was Saturday morning, April 6, 1996. “Hey, Shin, come out as you are,” the teacher said. Puzzled as to why he had been summoned, Shin hurried out of the dormitory and into the schoolyard. There, three uniformed men were waiting for him beside a jeep. They handcuffed him, blindfolded him with a strip of black cloth, and pushed him into the backseat of the jeep. Without saying a word, they drove him away. Shin had no idea where he was being taken or why. But after a half hour of bouncing along
Penguin, a member of Penguin Group (USA) Inc. 10 9 8 7 6 5 4 3 2 1 Copyright © Blaine Harden, 2012 All rights reserved Photograph and drawing credits Insert page 1 (top), 2 (bottom) (photo of government image), 3 (top and bottom) (photos of paintings), 6 (top), 7 (top), 8: Photos by Blaine Harden 1 (bottom): Kyodo via AP Images 2 (top): Korean Central News Agency / Korea News Service via AP Images 4 and 5 (six drawings): From Escape to the Outside World by Shin Dong-hyuk, courtesy of the
North Korean prisons after crossing illegally into the country in 2009. They were released after former president Bill Clinton flew to Pyongyang and had his picture taken with Kim Jong Il. 6. Hyun-sik Kim and Kwang-ju Son, Documentary Kim Jong Il (Seoul: Chonji Media, 1997), 202, as cited in Ralph Hassig and Kongdan Oh, The Hidden People of North Korea (Lanham, Md.: Rowman & Littlefield, 2009), 27. CHAPTER ONE: THE BOY WHO ATE HIS MOTHER’S LUNCH 1. Author interview with Chun Jung-hee, head
North Korea: A Country Study (Washington, D.C.: GPO for the Library of Congress, 1993). 2. Yuk-Sa Li, ed., Juche!
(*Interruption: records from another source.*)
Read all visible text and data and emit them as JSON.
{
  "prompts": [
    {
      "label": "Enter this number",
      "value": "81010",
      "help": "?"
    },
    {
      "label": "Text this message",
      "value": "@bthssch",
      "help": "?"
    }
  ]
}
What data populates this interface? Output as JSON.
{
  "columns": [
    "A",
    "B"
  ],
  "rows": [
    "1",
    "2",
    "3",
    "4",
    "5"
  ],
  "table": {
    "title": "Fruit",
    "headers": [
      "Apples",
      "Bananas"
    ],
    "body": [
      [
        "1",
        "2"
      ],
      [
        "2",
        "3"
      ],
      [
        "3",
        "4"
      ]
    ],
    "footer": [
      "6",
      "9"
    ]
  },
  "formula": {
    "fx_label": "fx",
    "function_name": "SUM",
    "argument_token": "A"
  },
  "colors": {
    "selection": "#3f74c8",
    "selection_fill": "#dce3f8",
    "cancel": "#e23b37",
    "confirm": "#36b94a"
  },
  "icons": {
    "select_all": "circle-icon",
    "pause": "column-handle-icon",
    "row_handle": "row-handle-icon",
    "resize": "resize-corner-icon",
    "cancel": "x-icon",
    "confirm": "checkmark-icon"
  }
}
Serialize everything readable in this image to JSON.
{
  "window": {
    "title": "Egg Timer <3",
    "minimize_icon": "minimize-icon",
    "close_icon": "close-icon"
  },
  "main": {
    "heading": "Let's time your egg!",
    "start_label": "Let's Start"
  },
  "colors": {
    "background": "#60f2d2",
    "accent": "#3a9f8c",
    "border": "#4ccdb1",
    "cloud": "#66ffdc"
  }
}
The Speeches and Writings of Kim Il Sung (New York: Grossman Publishers, 1972), 157. Quoted in the Stanford Journal of East Asian Affairs 1, no. 1 (Spring 2003), 105. CHAPTER ELEVEN: NAPPING ON THE FARM 1. Stephan Haggard and Marcus Noland, Famine in North Korea (New York: Columbia University Press, 2007), 175. 2. Wonhyuk Lim, “North Korea’s Economic Futures” (Washington, D.C.,